As the USA enters another electoral cycle of primaries, donkeys and Electoral College shenanigans, we can anticipate an extended soap opera dominating media coverage. Unfortunately, this feeding frenzy is not limited to American TV. Each political season in the US sucks disproportionate quantities of journalistic oxygen from news content in the rest of the Anglosphere, thanks to the hegemony of America’s global commentariat.
While a few US citizens may be aware that their date system format is at variance with the rest of humanity, do they realise just how weird their political team colours have become?
Across the rest of the world, blue is the colour of conservatism while red belongs to progressive movements, associated with loyalist and radical traditions respectively. Less common political colours have a varied and sometimes ideologically conflicted history. Green can be Irish nationalist, Hellenic socialist, anti-apartheid, pro-environmentalist or pan-Islamic. Black has connections with fascism, with African-American civil rights and more recently with ISIS. Orange may indicate an Ulster loyalist, a Christian Democrat, a social democrat, a conservative Afrikaner or a Netherlands patriot. But red for conservatism? Only the Americans have achieved that, and for dumb-down reasons.
Until the 2000 election, when George W Bush was controversially declared the winner, political parties in the US stuck with the traditional blue-red bifurcation. In the 1950s, Republican Senator Joe McCarthy’s anti-communist witch-hunt was also known as the Red Scare. While the Cold War lasted, ‘reds’ were the bad guys (an updated version of the bad guy in a black hat from cowboy movies). But during later years of the Cold War, television networks in the US began to experiment with election-night graphics and candidate swatches. Why? Because bright colours rated well: content-lite and nuance-free. Networks could have used secondary hues like purple or orange but instead they preferred to stick with a long-standing British tradition of Tory blue and Labour red, imported decades before colour television. In the age of wall-to-wall TV coverage, Republicans and Democrats were equally happy to be red-white-and-blue but neither team wanted to be associated with just red, the commie colour. In practice this meant that networks often assigned red to the ‘other’ party, the one they weren’t backing. So in 1976 the NBC election broadcast used red for Ford and blue for Carter. Then in 1980, the same network used red for Carter and blue for Reagan. Most networks in that election stuck with traditional colour associations from Europe.
There are various theories for why the Republican Party has embraced red. One is based on alliteration, that it was a convenient mnemonic device for TV technicians. Another explanation is that because the 2000 election non-result dragged on for so long, with hanging and pregnant chads in Florida, those TV graphics using red for Republican and blue for Democrat became institutionalised. To this writer both theories sound rather glib, and dumb, which makes them equally likely to be true. In this version of Gresham’s Law, bad logic drives out good. Anyhow, we all know the real winner of the 2000 election was Fox News, who called the result for Bush, holding that dogged line until other networks capitulated. Fox became the nation’s red team, challenging its then orthodoxy. Ultimately red triumphed. Ignorance became strength. Anyone who didn’t like it was an enemy of freedom. Red was the new blue.

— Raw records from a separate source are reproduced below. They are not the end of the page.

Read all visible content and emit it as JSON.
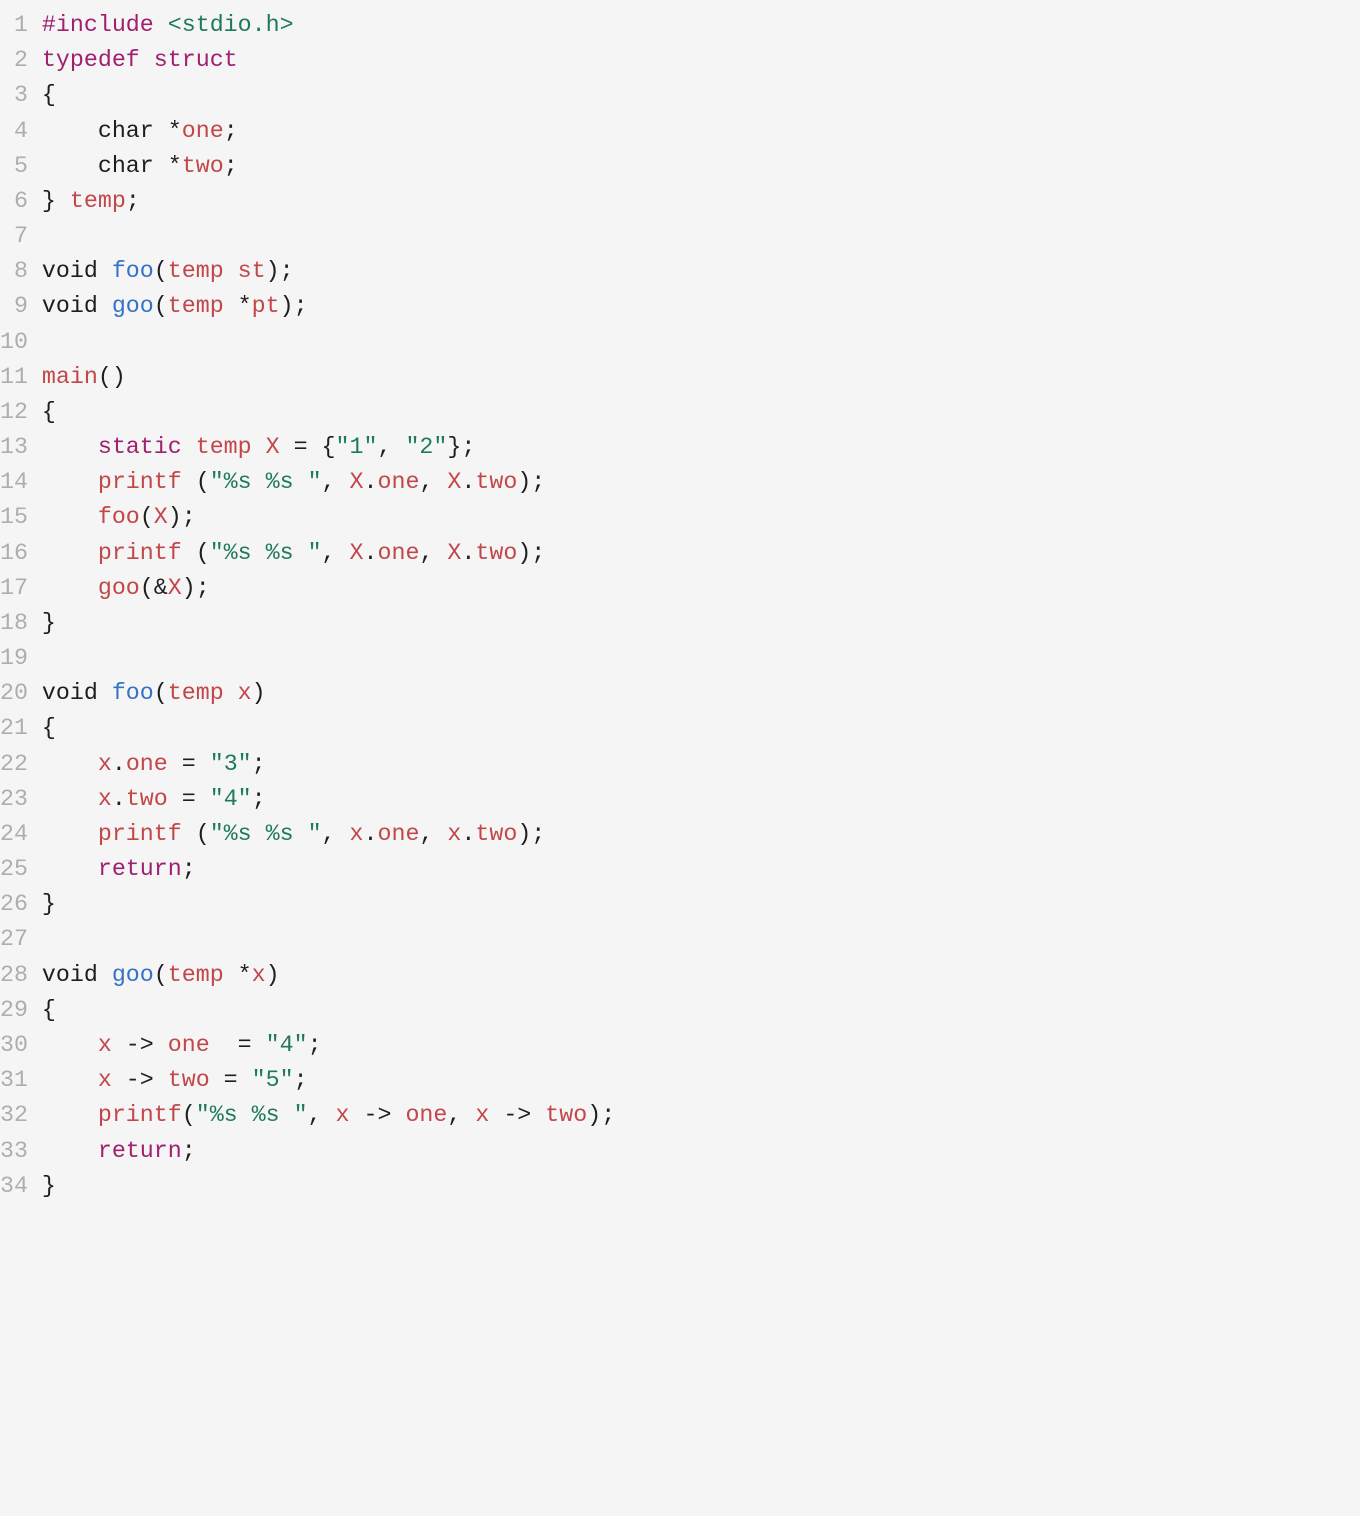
{
  "lines": [
    {
      "n": "1",
      "tokens": [
        {
          "c": "pp",
          "t": "#include"
        },
        {
          "c": "pl",
          "t": " "
        },
        {
          "c": "str",
          "t": "<stdio.h>"
        }
      ]
    },
    {
      "n": "2",
      "tokens": [
        {
          "c": "kw",
          "t": "typedef"
        },
        {
          "c": "pl",
          "t": " "
        },
        {
          "c": "kw",
          "t": "struct"
        }
      ]
    },
    {
      "n": "3",
      "tokens": [
        {
          "c": "pl",
          "t": "{"
        }
      ]
    },
    {
      "n": "4",
      "tokens": [
        {
          "c": "pl",
          "t": "    char *"
        },
        {
          "c": "id",
          "t": "one"
        },
        {
          "c": "pl",
          "t": ";"
        }
      ]
    },
    {
      "n": "5",
      "tokens": [
        {
          "c": "pl",
          "t": "    char *"
        },
        {
          "c": "id",
          "t": "two"
        },
        {
          "c": "pl",
          "t": ";"
        }
      ]
    },
    {
      "n": "6",
      "tokens": [
        {
          "c": "pl",
          "t": "} "
        },
        {
          "c": "ty",
          "t": "temp"
        },
        {
          "c": "pl",
          "t": ";"
        }
      ]
    },
    {
      "n": "7",
      "tokens": []
    },
    {
      "n": "8",
      "tokens": [
        {
          "c": "pl",
          "t": "void "
        },
        {
          "c": "fn",
          "t": "foo"
        },
        {
          "c": "pl",
          "t": "("
        },
        {
          "c": "ty",
          "t": "temp"
        },
        {
          "c": "pl",
          "t": " "
        },
        {
          "c": "id",
          "t": "st"
        },
        {
          "c": "pl",
          "t": ");"
        }
      ]
    },
    {
      "n": "9",
      "tokens": [
        {
          "c": "pl",
          "t": "void "
        },
        {
          "c": "fn",
          "t": "goo"
        },
        {
          "c": "pl",
          "t": "("
        },
        {
          "c": "ty",
          "t": "temp"
        },
        {
          "c": "pl",
          "t": " *"
        },
        {
          "c": "id",
          "t": "pt"
        },
        {
          "c": "pl",
          "t": ");"
        }
      ]
    },
    {
      "n": "10",
      "tokens": []
    },
    {
      "n": "11",
      "tokens": [
        {
          "c": "id",
          "t": "main"
        },
        {
          "c": "pl",
          "t": "()"
        }
      ]
    },
    {
      "n": "12",
      "tokens": [
        {
          "c": "pl",
          "t": "{"
        }
      ]
    },
    {
      "n": "13",
      "tokens": [
        {
          "c": "pl",
          "t": "    "
        },
        {
          "c": "kw",
          "t": "static"
        },
        {
          "c": "pl",
          "t": " "
        },
        {
          "c": "ty",
          "t": "temp"
        },
        {
          "c": "pl",
          "t": " "
        },
        {
          "c": "id",
          "t": "X"
        },
        {
          "c": "pl",
          "t": " = {"
        },
        {
          "c": "str",
          "t": "\"1\""
        },
        {
          "c": "pl",
          "t": ", "
        },
        {
          "c": "str",
          "t": "\"2\""
        },
        {
          "c": "pl",
          "t": "};"
        }
      ]
    },
    {
      "n": "14",
      "tokens": [
        {
          "c": "pl",
          "t": "    "
        },
        {
          "c": "id",
          "t": "printf"
        },
        {
          "c": "pl",
          "t": " ("
        },
        {
          "c": "str",
          "t": "\"%s %s \""
        },
        {
          "c": "pl",
          "t": ", "
        },
        {
          "c": "id",
          "t": "X"
        },
        {
          "c": "pl",
          "t": "."
        },
        {
          "c": "id",
          "t": "one"
        },
        {
          "c": "pl",
          "t": ", "
        },
        {
          "c": "id",
          "t": "X"
        },
        {
          "c": "pl",
          "t": "."
        },
        {
          "c": "id",
          "t": "two"
        },
        {
          "c": "pl",
          "t": ");"
        }
      ]
    },
    {
      "n": "15",
      "tokens": [
        {
          "c": "pl",
          "t": "    "
        },
        {
          "c": "id",
          "t": "foo"
        },
        {
          "c": "pl",
          "t": "("
        },
        {
          "c": "id",
          "t": "X"
        },
        {
          "c": "pl",
          "t": ");"
        }
      ]
    },
    {
      "n": "16",
      "tokens": [
        {
          "c": "pl",
          "t": "    "
        },
        {
          "c": "id",
          "t": "printf"
        },
        {
          "c": "pl",
          "t": " ("
        },
        {
          "c": "str",
          "t": "\"%s %s \""
        },
        {
          "c": "pl",
          "t": ", "
        },
        {
          "c": "id",
          "t": "X"
        },
        {
          "c": "pl",
          "t": "."
        },
        {
          "c": "id",
          "t": "one"
        },
        {
          "c": "pl",
          "t": ", "
        },
        {
          "c": "id",
          "t": "X"
        },
        {
          "c": "pl",
          "t": "."
        },
        {
          "c": "id",
          "t": "two"
        },
        {
          "c": "pl",
          "t": ");"
        }
      ]
    },
    {
      "n": "17",
      "tokens": [
        {
          "c": "pl",
          "t": "    "
        },
        {
          "c": "id",
          "t": "goo"
        },
        {
          "c": "pl",
          "t": "(&"
        },
        {
          "c": "id",
          "t": "X"
        },
        {
          "c": "pl",
          "t": ");"
        }
      ]
    },
    {
      "n": "18",
      "tokens": [
        {
          "c": "pl",
          "t": "}"
        }
      ]
    },
    {
      "n": "19",
      "tokens": []
    },
    {
      "n": "20",
      "tokens": [
        {
          "c": "pl",
          "t": "void "
        },
        {
          "c": "fn",
          "t": "foo"
        },
        {
          "c": "pl",
          "t": "("
        },
        {
          "c": "ty",
          "t": "temp"
        },
        {
          "c": "pl",
          "t": " "
        },
        {
          "c": "id",
          "t": "x"
        },
        {
          "c": "pl",
          "t": ")"
        }
      ]
    },
    {
      "n": "21",
      "tokens": [
        {
          "c": "pl",
          "t": "{"
        }
      ]
    },
    {
      "n": "22",
      "tokens": [
        {
          "c": "pl",
          "t": "    "
        },
        {
          "c": "id",
          "t": "x"
        },
        {
          "c": "pl",
          "t": "."
        },
        {
          "c": "id",
          "t": "one"
        },
        {
          "c": "pl",
          "t": " = "
        },
        {
          "c": "str",
          "t": "\"3\""
        },
        {
          "c": "pl",
          "t": ";"
        }
      ]
    },
    {
      "n": "23",
      "tokens": [
        {
          "c": "pl",
          "t": "    "
        },
        {
          "c": "id",
          "t": "x"
        },
        {
          "c": "pl",
          "t": "."
        },
        {
          "c": "id",
          "t": "two"
        },
        {
          "c": "pl",
          "t": " = "
        },
        {
          "c": "str",
          "t": "\"4\""
        },
        {
          "c": "pl",
          "t": ";"
        }
      ]
    },
    {
      "n": "24",
      "tokens": [
        {
          "c": "pl",
          "t": "    "
        },
        {
          "c": "id",
          "t": "printf"
        },
        {
          "c": "pl",
          "t": " ("
        },
        {
          "c": "str",
          "t": "\"%s %s \""
        },
        {
          "c": "pl",
          "t": ", "
        },
        {
          "c": "id",
          "t": "x"
        },
        {
          "c": "pl",
          "t": "."
        },
        {
          "c": "id",
          "t": "one"
        },
        {
          "c": "pl",
          "t": ", "
        },
        {
          "c": "id",
          "t": "x"
        },
        {
          "c": "pl",
          "t": "."
        },
        {
          "c": "id",
          "t": "two"
        },
        {
          "c": "pl",
          "t": ");"
        }
      ]
    },
    {
      "n": "25",
      "tokens": [
        {
          "c": "pl",
          "t": "    "
        },
        {
          "c": "kw",
          "t": "return"
        },
        {
          "c": "pl",
          "t": ";"
        }
      ]
    },
    {
      "n": "26",
      "tokens": [
        {
          "c": "pl",
          "t": "}"
        }
      ]
    },
    {
      "n": "27",
      "tokens": []
    },
    {
      "n": "28",
      "tokens": [
        {
          "c": "pl",
          "t": "void "
        },
        {
          "c": "fn",
          "t": "goo"
        },
        {
          "c": "pl",
          "t": "("
        },
        {
          "c": "ty",
          "t": "temp"
        },
        {
          "c": "pl",
          "t": " *"
        },
        {
          "c": "id",
          "t": "x"
        },
        {
          "c": "pl",
          "t": ")"
        }
      ]
    },
    {
      "n": "29",
      "tokens": [
        {
          "c": "pl",
          "t": "{"
        }
      ]
    },
    {
      "n": "30",
      "tokens": [
        {
          "c": "pl",
          "t": "    "
        },
        {
          "c": "id",
          "t": "x"
        },
        {
          "c": "pl",
          "t": " -> "
        },
        {
          "c": "id",
          "t": "one"
        },
        {
          "c": "pl",
          "t": "  = "
        },
        {
          "c": "str",
          "t": "\"4\""
        },
        {
          "c": "pl",
          "t": ";"
        }
      ]
    },
    {
      "n": "31",
      "tokens": [
        {
          "c": "pl",
          "t": "    "
        },
        {
          "c": "id",
          "t": "x"
        },
        {
          "c": "pl",
          "t": " -> "
        },
        {
          "c": "id",
          "t": "two"
        },
        {
          "c": "pl",
          "t": " = "
        },
        {
          "c": "str",
          "t": "\"5\""
        },
        {
          "c": "pl",
          "t": ";"
        }
      ]
    },
    {
      "n": "32",
      "tokens": [
        {
          "c": "pl",
          "t": "    "
        },
        {
          "c": "id",
          "t": "printf"
        },
        {
          "c": "pl",
          "t": "("
        },
        {
          "c": "str",
          "t": "\"%s %s \""
        },
        {
          "c": "pl",
          "t": ", "
        },
        {
          "c": "id",
          "t": "x"
        },
        {
          "c": "pl",
          "t": " -> "
        },
        {
          "c": "id",
          "t": "one"
        },
        {
          "c": "pl",
          "t": ", "
        },
        {
          "c": "id",
          "t": "x"
        },
        {
          "c": "pl",
          "t": " -> "
        },
        {
          "c": "id",
          "t": "two"
        },
        {
          "c": "pl",
          "t": ");"
        }
      ]
    },
    {
      "n": "33",
      "tokens": [
        {
          "c": "pl",
          "t": "    "
        },
        {
          "c": "kw",
          "t": "return"
        },
        {
          "c": "pl",
          "t": ";"
        }
      ]
    },
    {
      "n": "34",
      "tokens": [
        {
          "c": "pl",
          "t": "}"
        }
      ]
    }
  ]
}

Today there are still conservatives in the US unhappy about this colour of choice, though not for post-Soviet connotations. They claim that red is a hot-headed irrational colour for fanatics. By contrast, blue suggests more dispassionate and managerial qualities. There might even be some substance to this. The way that Obama’s administration has played out does fit a cool blue mood, in contrast to the red-blooded hotheadedness of the Bush era. In any case, logic has long deserted the colour palette. For a decade and a half, US election coverage has adopted a discourse of ‘red’ versus ‘blue’ states, and this is now part of the politico-media lexicon. When colour association in language reaches this level of usage it’s hard to undo, despite examples to the contrary everywhere else in the world.
America is welcome to its political colour-blindness. The rest of us don’t need to follow.